### About this task
Write out all of the listing exactly. Add nothing to it.

BEGIN Input material

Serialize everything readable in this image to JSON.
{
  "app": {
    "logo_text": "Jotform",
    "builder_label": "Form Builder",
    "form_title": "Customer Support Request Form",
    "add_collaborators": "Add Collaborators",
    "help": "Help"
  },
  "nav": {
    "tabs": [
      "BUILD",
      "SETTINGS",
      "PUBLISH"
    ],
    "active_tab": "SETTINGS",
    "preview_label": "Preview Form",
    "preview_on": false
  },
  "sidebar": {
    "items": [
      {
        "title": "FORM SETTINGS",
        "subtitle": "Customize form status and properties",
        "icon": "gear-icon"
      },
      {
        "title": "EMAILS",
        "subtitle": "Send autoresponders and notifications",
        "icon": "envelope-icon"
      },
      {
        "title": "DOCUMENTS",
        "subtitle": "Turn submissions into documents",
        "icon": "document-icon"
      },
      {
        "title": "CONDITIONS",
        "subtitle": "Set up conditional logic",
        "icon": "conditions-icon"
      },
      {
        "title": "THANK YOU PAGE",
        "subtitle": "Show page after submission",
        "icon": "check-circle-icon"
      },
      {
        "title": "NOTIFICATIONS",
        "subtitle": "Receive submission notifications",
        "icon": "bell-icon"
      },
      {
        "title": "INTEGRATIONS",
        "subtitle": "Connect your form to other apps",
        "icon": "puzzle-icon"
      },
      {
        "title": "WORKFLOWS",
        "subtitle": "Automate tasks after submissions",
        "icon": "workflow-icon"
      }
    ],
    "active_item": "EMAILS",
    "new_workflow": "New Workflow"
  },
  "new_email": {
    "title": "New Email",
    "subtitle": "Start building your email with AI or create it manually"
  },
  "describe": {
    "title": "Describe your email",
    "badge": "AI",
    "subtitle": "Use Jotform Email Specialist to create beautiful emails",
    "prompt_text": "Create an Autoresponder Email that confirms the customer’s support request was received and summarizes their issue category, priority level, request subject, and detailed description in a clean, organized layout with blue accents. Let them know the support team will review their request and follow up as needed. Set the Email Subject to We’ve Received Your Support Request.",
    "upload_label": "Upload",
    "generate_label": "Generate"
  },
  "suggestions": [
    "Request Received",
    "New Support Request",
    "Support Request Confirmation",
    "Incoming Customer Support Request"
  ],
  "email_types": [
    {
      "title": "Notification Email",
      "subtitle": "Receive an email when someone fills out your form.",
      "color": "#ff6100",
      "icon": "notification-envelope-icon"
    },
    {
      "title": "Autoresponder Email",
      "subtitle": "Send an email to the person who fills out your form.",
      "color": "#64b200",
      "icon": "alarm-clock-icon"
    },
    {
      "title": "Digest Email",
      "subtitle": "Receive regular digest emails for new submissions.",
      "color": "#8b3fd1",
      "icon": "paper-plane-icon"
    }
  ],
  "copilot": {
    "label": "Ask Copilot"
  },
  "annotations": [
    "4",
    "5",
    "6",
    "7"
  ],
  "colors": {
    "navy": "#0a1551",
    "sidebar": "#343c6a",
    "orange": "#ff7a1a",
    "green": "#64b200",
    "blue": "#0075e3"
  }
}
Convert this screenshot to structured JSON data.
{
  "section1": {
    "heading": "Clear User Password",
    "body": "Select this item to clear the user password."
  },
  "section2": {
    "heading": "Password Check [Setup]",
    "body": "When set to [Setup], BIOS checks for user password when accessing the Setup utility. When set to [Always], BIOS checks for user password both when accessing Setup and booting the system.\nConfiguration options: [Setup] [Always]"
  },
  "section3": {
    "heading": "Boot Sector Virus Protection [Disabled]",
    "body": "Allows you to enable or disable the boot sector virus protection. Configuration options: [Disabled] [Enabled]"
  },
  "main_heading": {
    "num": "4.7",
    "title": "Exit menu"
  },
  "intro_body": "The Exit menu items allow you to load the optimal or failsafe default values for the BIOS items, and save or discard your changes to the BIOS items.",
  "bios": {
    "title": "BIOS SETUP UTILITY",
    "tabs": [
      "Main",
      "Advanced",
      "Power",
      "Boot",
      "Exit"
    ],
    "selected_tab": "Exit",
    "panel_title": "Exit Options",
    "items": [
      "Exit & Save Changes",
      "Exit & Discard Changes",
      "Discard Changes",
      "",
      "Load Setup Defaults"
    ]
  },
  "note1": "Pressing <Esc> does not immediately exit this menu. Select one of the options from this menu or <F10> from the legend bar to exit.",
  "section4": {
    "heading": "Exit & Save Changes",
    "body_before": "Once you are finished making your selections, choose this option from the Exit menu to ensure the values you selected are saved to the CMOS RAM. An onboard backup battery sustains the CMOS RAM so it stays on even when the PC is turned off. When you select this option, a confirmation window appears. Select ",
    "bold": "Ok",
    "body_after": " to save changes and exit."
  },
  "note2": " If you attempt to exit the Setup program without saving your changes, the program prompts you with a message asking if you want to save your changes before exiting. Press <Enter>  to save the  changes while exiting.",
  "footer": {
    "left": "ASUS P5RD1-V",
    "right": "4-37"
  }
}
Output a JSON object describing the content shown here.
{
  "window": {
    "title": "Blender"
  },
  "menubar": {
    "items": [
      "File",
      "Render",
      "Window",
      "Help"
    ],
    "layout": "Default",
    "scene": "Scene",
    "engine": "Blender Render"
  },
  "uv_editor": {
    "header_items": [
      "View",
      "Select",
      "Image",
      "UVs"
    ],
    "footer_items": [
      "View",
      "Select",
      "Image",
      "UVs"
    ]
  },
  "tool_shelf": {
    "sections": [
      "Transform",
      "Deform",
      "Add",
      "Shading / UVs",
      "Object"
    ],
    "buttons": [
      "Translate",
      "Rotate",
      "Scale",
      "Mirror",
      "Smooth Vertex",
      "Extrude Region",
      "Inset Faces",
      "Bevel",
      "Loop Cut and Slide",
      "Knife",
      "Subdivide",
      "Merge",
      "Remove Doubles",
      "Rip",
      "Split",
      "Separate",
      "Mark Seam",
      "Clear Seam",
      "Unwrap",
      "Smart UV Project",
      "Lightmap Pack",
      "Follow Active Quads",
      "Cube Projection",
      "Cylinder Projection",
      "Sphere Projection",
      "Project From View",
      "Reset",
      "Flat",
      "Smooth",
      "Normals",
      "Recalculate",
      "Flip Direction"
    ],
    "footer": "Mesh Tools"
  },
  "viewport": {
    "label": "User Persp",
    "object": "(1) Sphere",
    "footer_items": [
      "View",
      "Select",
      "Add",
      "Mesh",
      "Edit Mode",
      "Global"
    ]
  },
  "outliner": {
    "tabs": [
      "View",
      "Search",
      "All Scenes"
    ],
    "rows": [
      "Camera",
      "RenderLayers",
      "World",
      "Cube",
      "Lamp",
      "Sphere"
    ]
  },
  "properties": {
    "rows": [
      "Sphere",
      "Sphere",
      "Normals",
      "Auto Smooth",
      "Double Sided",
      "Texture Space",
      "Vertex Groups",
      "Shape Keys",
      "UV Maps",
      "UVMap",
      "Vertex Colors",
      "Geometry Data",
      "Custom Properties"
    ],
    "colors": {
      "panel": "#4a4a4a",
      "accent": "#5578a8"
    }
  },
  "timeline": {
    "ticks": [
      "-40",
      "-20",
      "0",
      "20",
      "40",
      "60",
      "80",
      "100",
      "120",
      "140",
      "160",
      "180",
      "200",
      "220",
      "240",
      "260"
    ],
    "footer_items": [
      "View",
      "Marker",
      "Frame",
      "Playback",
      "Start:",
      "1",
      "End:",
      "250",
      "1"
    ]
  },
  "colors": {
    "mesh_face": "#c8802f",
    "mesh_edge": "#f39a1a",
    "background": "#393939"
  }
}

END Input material

### Expected output
Serialize everything readable in this image to JSON.
{
  "app": {
    "logo_text": "Jotform",
    "builder_label": "Form Builder",
    "form_title": "Customer Support Request Form",
    "add_collaborators": "Add Collaborators",
    "help": "Help"
  },
  "nav": {
    "tabs": [
      "BUILD",
      "SETTINGS",
      "PUBLISH"
    ],
    "active_tab": "SETTINGS",
    "preview_label": "Preview Form",
    "preview_on": false
  },
  "sidebar": {
    "items": [
      {
        "title": "FORM SETTINGS",
        "subtitle": "Customize form status and properties",
        "icon": "gear-icon"
      },
      {
        "title": "EMAILS",
        "subtitle": "Send autoresponders and notifications",
        "icon": "envelope-icon"
      },
      {
        "title": "DOCUMENTS",
        "subtitle": "Turn submissions into documents",
        "icon": "document-icon"
      },
      {
        "title": "CONDITIONS",
        "subtitle": "Set up conditional logic",
        "icon": "conditions-icon"
      },
      {
        "title": "THANK YOU PAGE",
        "subtitle": "Show page after submission",
        "icon": "check-circle-icon"
      },
      {
        "title": "NOTIFICATIONS",
        "subtitle": "Receive submission notifications",
        "icon": "bell-icon"
      },
      {
        "title": "INTEGRATIONS",
        "subtitle": "Connect your form to other apps",
        "icon": "puzzle-icon"
      },
      {
        "title": "WORKFLOWS",
        "subtitle": "Automate tasks after submissions",
        "icon": "workflow-icon"
      }
    ],
    "active_item": "EMAILS",
    "new_workflow": "New Workflow"
  },
  "new_email": {
    "title": "New Email",
    "subtitle": "Start building your email with AI or create it manually"
  },
  "describe": {
    "title": "Describe your email",
    "badge": "AI",
    "subtitle": "Use Jotform Email Specialist to create beautiful emails",
    "prompt_text": "Create an Autoresponder Email that confirms the customer’s support request was received and summarizes their issue category, priority level, request subject, and detailed description in a clean, organized layout with blue accents. Let them know the support team will review their request and follow up as needed. Set the Email Subject to We’ve Received Your Support Request.",
    "upload_label": "Upload",
    "generate_label": "Generate"
  },
  "suggestions": [
    "Request Received",
    "New Support Request",
    "Support Request Confirmation",
    "Incoming Customer Support Request"
  ],
  "email_types": [
    {
      "title": "Notification Email",
      "subtitle": "Receive an email when someone fills out your form.",
      "color": "#ff6100",
      "icon": "notification-envelope-icon"
    },
    {
      "title": "Autoresponder Email",
      "subtitle": "Send an email to the person who fills out your form.",
      "color": "#64b200",
      "icon": "alarm-clock-icon"
    },
    {
      "title": "Digest Email",
      "subtitle": "Receive regular digest emails for new submissions.",
      "color": "#8b3fd1",
      "icon": "paper-plane-icon"
    }
  ],
  "copilot": {
    "label": "Ask Copilot"
  },
  "annotations": [
    "4",
    "5",
    "6",
    "7"
  ],
  "colors": {
    "navy": "#0a1551",
    "sidebar": "#343c6a",
    "orange": "#ff7a1a",
    "green": "#64b200",
    "blue": "#0075e3"
  }
}
Convert this screenshot to structured JSON data.
{
  "section1": {
    "heading": "Clear User Password",
    "body": "Select this item to clear the user password."
  },
  "section2": {
    "heading": "Password Check [Setup]",
    "body": "When set to [Setup], BIOS checks for user password when accessing the Setup utility. When set to [Always], BIOS checks for user password both when accessing Setup and booting the system.\nConfiguration options: [Setup] [Always]"
  },
  "section3": {
    "heading": "Boot Sector Virus Protection [Disabled]",
    "body": "Allows you to enable or disable the boot sector virus protection. Configuration options: [Disabled] [Enabled]"
  },
  "main_heading": {
    "num": "4.7",
    "title": "Exit menu"
  },
  "intro_body": "The Exit menu items allow you to load the optimal or failsafe default values for the BIOS items, and save or discard your changes to the BIOS items.",
  "bios": {
    "title": "BIOS SETUP UTILITY",
    "tabs": [
      "Main",
      "Advanced",
      "Power",
      "Boot",
      "Exit"
    ],
    "selected_tab": "Exit",
    "panel_title": "Exit Options",
    "items": [
      "Exit & Save Changes",
      "Exit & Discard Changes",
      "Discard Changes",
      "",
      "Load Setup Defaults"
    ]
  },
  "note1": "Pressing <Esc> does not immediately exit this menu. Select one of the options from this menu or <F10> from the legend bar to exit.",
  "section4": {
    "heading": "Exit & Save Changes",
    "body_before": "Once you are finished making your selections, choose this option from the Exit menu to ensure the values you selected are saved to the CMOS RAM. An onboard backup battery sustains the CMOS RAM so it stays on even when the PC is turned off. When you select this option, a confirmation window appears. Select ",
    "bold": "Ok",
    "body_after": " to save changes and exit."
  },
  "note2": " If you attempt to exit the Setup program without saving your changes, the program prompts you with a message asking if you want to save your changes before exiting. Press <Enter>  to save the  changes while exiting.",
  "footer": {
    "left": "ASUS P5RD1-V",
    "right": "4-37"
  }
}
Output a JSON object describing the content shown here.
{
  "window": {
    "title": "Blender"
  },
  "menubar": {
    "items": [
      "File",
      "Render",
      "Window",
      "Help"
    ],
    "layout": "Default",
    "scene": "Scene",
    "engine": "Blender Render"
  },
  "uv_editor": {
    "header_items": [
      "View",
      "Select",
      "Image",
      "UVs"
    ],
    "footer_items": [
      "View",
      "Select",
      "Image",
      "UVs"
    ]
  },
  "tool_shelf": {
    "sections": [
      "Transform",
      "Deform",
      "Add",
      "Shading / UVs",
      "Object"
    ],
    "buttons": [
      "Translate",
      "Rotate",
      "Scale",
      "Mirror",
      "Smooth Vertex",
      "Extrude Region",
      "Inset Faces",
      "Bevel",
      "Loop Cut and Slide",
      "Knife",
      "Subdivide",
      "Merge",
      "Remove Doubles",
      "Rip",
      "Split",
      "Separate",
      "Mark Seam",
      "Clear Seam",
      "Unwrap",
      "Smart UV Project",
      "Lightmap Pack",
      "Follow Active Quads",
      "Cube Projection",
      "Cylinder Projection",
      "Sphere Projection",
      "Project From View",
      "Reset",
      "Flat",
      "Smooth",
      "Normals",
      "Recalculate",
      "Flip Direction"
    ],
    "footer": "Mesh Tools"
  },
  "viewport": {
    "label": "User Persp",
    "object": "(1) Sphere",
    "footer_items": [
      "View",
      "Select",
      "Add",
      "Mesh",
      "Edit Mode",
      "Global"
    ]
  },
  "outliner": {
    "tabs": [
      "View",
      "Search",
      "All Scenes"
    ],
    "rows": [
      "Camera",
      "RenderLayers",
      "World",
      "Cube",
      "Lamp",
      "Sphere"
    ]
  },
  "properties": {
    "rows": [
      "Sphere",
      "Sphere",
      "Normals",
      "Auto Smooth",
      "Double Sided",
      "Texture Space",
      "Vertex Groups",
      "Shape Keys",
      "UV Maps",
      "UVMap",
      "Vertex Colors",
      "Geometry Data",
      "Custom Properties"
    ],
    "colors": {
      "panel": "#4a4a4a",
      "accent": "#5578a8"
    }
  },
  "timeline": {
    "ticks": [
      "-40",
      "-20",
      "0",
      "20",
      "40",
      "60",
      "80",
      "100",
      "120",
      "140",
      "160",
      "180",
      "200",
      "220",
      "240",
      "260"
    ],
    "footer_items": [
      "View",
      "Marker",
      "Frame",
      "Playback",
      "Start:",
      "1",
      "End:",
      "250",
      "1"
    ]
  },
  "colors": {
    "mesh_face": "#c8802f",
    "mesh_edge": "#f39a1a",
    "background": "#393939"
  }
}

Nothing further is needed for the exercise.